Look for "icon" in each line of the entries, and return the matching lines.

□ □ □ □ □ □ □

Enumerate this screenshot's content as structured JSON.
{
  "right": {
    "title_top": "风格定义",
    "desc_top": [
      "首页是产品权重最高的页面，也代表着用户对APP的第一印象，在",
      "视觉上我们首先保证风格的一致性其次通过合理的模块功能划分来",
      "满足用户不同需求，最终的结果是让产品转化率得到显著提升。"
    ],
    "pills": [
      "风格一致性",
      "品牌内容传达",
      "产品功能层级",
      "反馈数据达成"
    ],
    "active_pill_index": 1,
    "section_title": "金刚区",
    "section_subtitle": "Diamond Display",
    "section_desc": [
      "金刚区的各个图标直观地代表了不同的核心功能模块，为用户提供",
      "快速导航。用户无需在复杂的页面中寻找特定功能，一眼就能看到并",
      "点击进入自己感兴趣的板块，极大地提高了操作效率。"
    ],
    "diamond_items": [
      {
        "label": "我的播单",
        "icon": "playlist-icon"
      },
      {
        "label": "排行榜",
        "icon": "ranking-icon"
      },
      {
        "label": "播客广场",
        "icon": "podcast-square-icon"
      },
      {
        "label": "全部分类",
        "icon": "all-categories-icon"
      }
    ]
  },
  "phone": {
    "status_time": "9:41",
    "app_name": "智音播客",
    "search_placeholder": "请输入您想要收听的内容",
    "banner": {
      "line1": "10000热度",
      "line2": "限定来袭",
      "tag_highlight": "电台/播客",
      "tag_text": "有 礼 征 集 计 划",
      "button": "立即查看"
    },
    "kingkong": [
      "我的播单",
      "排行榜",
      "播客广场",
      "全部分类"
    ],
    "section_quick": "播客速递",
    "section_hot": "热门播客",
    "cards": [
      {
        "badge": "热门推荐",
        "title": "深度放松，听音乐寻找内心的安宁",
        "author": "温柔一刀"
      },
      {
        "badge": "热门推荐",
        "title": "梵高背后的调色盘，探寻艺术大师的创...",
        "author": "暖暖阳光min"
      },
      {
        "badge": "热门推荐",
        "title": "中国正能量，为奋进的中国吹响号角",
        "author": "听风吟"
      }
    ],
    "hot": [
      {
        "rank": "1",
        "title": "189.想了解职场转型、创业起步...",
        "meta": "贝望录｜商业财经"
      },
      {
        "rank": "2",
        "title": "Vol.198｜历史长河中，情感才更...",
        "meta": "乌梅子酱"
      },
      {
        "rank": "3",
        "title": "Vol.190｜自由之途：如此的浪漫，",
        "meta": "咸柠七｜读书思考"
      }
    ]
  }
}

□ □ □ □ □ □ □

● OUTPUT BELOW:
        "icon": "playlist-icon"
        "icon": "ranking-icon"
        "icon": "podcast-square-icon"
        "icon": "all-categories-icon"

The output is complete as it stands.